Copy out each line featuring the string "Twenty" from the entries beneath.
::: TASK INPUTS :::
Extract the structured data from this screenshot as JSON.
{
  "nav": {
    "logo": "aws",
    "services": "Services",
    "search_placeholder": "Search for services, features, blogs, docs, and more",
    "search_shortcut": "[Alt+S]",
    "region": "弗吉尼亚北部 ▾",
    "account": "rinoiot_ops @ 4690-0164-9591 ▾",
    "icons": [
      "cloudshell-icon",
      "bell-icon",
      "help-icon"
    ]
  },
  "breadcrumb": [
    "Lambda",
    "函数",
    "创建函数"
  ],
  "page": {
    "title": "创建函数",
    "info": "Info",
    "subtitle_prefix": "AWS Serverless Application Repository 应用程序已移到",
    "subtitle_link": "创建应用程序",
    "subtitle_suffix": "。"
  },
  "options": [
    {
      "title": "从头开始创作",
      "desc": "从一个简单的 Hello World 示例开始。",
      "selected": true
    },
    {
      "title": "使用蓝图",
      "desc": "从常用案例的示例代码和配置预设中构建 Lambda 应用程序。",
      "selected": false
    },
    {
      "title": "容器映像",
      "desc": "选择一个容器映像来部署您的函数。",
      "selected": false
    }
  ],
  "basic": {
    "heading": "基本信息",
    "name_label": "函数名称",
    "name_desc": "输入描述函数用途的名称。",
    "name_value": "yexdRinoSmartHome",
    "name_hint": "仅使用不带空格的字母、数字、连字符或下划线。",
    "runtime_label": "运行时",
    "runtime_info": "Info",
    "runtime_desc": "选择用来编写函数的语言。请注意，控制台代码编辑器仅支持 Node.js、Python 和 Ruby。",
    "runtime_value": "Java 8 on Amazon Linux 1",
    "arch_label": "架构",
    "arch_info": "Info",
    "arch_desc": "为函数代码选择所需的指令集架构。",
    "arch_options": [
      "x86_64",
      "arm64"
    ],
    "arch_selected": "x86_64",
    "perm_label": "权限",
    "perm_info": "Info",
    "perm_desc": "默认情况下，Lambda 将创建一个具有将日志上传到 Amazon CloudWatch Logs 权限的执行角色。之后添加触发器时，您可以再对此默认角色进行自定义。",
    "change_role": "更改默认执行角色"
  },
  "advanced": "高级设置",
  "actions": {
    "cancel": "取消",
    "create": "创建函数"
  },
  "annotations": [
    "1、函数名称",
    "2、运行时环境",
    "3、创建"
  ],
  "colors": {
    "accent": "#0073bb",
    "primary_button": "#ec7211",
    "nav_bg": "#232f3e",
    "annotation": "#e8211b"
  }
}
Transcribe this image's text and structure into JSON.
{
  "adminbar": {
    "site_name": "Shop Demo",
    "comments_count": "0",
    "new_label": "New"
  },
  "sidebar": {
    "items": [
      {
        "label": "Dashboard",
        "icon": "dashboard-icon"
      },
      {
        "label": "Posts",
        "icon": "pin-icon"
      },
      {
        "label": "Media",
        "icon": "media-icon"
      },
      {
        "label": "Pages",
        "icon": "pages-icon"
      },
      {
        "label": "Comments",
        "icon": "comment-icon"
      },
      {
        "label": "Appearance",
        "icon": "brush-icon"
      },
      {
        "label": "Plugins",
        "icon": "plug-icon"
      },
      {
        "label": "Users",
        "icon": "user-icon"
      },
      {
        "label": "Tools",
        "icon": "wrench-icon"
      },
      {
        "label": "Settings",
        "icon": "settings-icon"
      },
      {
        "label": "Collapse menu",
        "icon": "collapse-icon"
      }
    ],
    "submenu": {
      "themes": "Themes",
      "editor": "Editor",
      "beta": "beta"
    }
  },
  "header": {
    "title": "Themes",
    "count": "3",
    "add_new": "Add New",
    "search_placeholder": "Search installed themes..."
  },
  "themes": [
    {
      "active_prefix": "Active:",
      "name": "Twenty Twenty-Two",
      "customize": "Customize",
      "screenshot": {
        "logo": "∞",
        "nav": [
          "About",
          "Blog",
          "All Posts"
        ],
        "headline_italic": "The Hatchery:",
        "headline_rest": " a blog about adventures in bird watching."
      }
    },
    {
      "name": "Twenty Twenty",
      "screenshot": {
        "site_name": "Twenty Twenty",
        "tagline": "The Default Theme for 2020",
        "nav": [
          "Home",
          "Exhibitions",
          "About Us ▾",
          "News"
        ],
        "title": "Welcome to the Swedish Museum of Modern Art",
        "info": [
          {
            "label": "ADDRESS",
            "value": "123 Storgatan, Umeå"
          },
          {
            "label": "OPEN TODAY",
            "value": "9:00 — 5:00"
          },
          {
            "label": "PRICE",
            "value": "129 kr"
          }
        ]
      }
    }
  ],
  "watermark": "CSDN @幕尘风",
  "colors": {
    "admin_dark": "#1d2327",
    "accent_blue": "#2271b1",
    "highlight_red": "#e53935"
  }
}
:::
▸ ANSWER SECTION
      "name": "Twenty Twenty-Two",
      "name": "Twenty Twenty",
        "site_name": "Twenty Twenty",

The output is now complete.